- Opening Delimiter -

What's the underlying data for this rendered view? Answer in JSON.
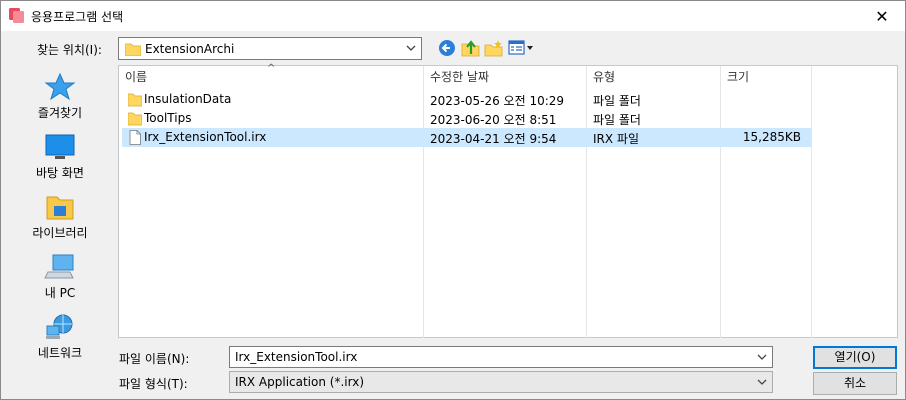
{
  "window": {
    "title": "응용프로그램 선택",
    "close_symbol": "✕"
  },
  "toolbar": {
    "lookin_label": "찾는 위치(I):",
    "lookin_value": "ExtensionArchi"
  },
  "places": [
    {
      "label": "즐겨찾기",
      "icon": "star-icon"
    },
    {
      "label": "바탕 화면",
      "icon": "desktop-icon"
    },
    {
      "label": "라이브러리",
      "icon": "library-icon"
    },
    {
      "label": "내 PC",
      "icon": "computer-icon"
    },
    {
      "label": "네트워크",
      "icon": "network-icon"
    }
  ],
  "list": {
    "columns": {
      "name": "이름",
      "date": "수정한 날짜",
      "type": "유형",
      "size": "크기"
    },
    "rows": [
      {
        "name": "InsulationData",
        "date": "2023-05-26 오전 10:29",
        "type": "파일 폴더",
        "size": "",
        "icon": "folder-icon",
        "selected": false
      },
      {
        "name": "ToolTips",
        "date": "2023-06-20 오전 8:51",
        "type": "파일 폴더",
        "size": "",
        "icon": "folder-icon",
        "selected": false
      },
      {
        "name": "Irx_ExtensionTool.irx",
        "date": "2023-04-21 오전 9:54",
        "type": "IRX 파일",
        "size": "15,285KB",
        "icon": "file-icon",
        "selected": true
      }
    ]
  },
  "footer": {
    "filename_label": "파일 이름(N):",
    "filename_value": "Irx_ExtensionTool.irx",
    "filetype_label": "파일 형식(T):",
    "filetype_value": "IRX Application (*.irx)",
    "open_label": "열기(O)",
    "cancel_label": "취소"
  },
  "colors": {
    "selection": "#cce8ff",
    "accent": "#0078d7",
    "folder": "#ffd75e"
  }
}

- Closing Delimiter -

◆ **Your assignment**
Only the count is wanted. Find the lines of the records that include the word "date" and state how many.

◆ **Response to the exercise**
4